### EXERCISE DIRECTIONS
Below are records. Copy every line with "icon" in it.

· · · ·

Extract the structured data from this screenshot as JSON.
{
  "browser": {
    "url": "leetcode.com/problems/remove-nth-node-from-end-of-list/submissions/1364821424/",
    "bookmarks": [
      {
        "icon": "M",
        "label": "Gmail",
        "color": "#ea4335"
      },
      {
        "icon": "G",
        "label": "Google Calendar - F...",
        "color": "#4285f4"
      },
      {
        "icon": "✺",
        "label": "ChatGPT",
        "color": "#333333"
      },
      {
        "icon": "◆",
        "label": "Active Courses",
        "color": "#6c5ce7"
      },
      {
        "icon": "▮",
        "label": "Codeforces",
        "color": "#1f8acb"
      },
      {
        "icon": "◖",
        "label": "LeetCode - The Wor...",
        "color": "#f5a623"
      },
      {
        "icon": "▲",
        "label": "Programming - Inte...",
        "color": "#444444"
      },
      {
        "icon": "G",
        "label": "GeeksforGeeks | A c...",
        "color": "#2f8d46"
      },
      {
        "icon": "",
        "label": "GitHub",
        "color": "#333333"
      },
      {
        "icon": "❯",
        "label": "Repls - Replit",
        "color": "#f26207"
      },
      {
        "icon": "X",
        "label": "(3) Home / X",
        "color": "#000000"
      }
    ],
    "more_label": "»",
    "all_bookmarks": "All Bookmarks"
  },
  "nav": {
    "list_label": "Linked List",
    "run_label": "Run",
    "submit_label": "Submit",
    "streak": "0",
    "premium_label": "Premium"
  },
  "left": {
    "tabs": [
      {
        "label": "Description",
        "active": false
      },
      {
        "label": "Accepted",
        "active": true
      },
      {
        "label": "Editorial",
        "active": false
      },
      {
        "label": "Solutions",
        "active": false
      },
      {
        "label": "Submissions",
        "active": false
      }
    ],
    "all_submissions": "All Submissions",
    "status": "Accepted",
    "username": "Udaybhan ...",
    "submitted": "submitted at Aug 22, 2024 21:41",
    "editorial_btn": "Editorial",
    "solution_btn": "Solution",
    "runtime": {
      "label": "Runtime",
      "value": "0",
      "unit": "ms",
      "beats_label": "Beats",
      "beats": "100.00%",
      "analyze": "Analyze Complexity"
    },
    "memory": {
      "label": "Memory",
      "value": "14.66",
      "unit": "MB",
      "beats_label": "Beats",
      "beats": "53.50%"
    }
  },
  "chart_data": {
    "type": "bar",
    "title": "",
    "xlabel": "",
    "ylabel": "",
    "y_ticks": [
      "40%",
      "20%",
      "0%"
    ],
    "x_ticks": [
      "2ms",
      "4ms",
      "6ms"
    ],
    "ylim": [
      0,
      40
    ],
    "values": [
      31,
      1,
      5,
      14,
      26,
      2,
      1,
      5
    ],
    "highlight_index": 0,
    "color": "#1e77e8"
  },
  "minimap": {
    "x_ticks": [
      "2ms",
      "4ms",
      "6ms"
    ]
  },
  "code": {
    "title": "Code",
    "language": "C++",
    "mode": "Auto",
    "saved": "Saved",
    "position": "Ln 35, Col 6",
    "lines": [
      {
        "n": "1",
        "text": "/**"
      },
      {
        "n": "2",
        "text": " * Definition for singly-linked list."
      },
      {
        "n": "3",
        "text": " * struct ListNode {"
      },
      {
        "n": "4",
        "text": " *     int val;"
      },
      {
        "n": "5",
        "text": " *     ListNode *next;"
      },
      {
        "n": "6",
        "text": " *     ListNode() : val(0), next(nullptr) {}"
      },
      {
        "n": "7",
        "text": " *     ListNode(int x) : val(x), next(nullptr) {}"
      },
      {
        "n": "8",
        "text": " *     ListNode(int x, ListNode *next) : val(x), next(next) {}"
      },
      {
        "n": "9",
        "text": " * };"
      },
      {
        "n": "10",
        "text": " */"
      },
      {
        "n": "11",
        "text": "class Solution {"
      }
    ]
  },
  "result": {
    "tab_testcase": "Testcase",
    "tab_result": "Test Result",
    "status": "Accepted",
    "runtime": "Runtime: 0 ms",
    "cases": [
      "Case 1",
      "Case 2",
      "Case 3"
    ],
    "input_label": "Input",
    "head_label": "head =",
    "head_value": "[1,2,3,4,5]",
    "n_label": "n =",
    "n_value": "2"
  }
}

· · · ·

### WORKED SOLUTION
        "icon": "M",
        "icon": "G",
        "icon": "✺",
        "icon": "◆",
        "icon": "▮",
        "icon": "◖",
        "icon": "▲",
        "icon": "G",
        "icon": "",
        "icon": "❯",
        "icon": "X",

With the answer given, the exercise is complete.